Mayor Bill de Blasio has recruited a Giuliani-era jails commissioner to help get the rising number of homeless people off city street.
During a news conference at a chilly Tompkins Square Park in the East Village — a magnet for the city’s homeless population — de Blasio introduced Michael Jacobson a veteran of not only Giuliani’s administration but also those of mayors Edward Koch and David Dinkins.
He’s now charged with overseeing efforts to reach all of the homeless living on the city’s streets and determine how they got there.
Among Jacobson’s responsibilities will be directing a team of about 60 canvassers as they conduct a daily count of homeless people on every block from Canal Street to 145th Street and other locations they frequent, de Blasio said.
“We’re going to be able to track each person’s trajectory,” de Blasio said as Jacobson stood nearby.
Jacobson is director of the City University of New York Institute for State and Local Governance.
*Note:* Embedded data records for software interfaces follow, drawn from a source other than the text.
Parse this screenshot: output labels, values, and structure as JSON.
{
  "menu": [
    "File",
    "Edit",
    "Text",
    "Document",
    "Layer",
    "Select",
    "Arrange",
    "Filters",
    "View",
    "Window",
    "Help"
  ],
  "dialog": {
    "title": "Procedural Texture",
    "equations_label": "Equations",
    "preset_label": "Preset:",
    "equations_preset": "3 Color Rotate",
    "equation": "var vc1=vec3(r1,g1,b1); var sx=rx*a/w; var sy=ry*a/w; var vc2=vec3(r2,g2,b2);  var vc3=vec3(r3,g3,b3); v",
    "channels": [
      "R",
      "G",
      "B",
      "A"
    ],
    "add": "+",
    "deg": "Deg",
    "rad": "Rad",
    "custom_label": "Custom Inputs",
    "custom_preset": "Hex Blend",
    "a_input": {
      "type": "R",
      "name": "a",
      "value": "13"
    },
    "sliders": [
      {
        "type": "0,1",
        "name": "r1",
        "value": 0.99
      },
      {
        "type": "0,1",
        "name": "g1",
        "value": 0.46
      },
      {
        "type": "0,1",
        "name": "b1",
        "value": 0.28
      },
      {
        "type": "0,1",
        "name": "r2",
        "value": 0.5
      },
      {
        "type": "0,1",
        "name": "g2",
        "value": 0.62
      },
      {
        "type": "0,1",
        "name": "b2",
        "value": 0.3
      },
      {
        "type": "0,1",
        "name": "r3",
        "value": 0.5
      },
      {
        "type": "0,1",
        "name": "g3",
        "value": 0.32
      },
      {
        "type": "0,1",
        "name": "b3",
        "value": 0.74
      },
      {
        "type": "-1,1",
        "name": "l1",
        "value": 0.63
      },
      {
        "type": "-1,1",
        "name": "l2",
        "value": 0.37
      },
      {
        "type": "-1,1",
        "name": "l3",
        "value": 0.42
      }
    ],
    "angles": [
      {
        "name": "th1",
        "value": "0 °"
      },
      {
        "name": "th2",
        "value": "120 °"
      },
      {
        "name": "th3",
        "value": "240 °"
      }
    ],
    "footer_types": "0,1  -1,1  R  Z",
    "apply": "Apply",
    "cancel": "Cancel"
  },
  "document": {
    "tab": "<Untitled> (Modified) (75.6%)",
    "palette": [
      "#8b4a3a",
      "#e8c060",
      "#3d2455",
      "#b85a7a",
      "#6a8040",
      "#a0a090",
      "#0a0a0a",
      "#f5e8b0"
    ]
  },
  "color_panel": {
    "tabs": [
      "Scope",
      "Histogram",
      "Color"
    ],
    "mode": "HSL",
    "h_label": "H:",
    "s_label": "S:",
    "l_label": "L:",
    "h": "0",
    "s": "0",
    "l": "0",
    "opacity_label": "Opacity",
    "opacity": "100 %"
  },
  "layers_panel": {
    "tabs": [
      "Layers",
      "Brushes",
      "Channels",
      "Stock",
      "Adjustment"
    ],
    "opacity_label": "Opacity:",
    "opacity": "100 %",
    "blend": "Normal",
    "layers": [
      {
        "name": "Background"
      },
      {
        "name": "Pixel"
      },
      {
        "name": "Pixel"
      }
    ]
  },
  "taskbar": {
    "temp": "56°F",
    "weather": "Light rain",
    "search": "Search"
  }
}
He has served as a probation commissioner and also worked in the city budget office.
Jacobson shrugged off as “politics” past criticism by Rudy Giuliani of de Blasio’s handling of the growing number of homeless since he took office in 2014.
At the Tuesday news conference, two NYPD cops shooed away a homeless man named Jerry Foust who was watching the event.
De Blasio spokeswoman Aja Worthy-Davis later said officers cleared Foust from the park area because he was drinking an open container of alcohol.
“No enforcement action was taken against him,” Worthy-Davis said in an email, “and homeless outreach will follow-up with him to offer supportive services.”
The number of people living in homeless shelters — which excludes the estimated 3,000 or 4,000 on the street — was about 30,000 when Giuliani left office, rose steadily through Michael Bloomberg’s three terms as mayor and is now near the all-time high of more than 60,000 tallied in December, 2014, according to figures by the nonprofit Coalition for the Homeless.
Last year, de Blasio initially downplayed the homelessness problem as a tabloid-created exaggeration, but later came to acknowledge the situation as a crisis after criticism from his own police commissioner, William Bratton, and Gov. Andrew M. Cuomo.
As the park Tuesday, de Blasio, Jacobson and other officials stood in front of a blue “From Streets to Homes” city banner . Nearby, Chester Cattouse, 72, watched with skepticism.
Cattouse, an out-of-work carpenter who now lives on the street, said he’d been priced out of his one-bedroom apartment about five years ago on nearby East 10th Street.
“That’s what politicians do,” Cattouse said. “They promise things and they can’t deliver.”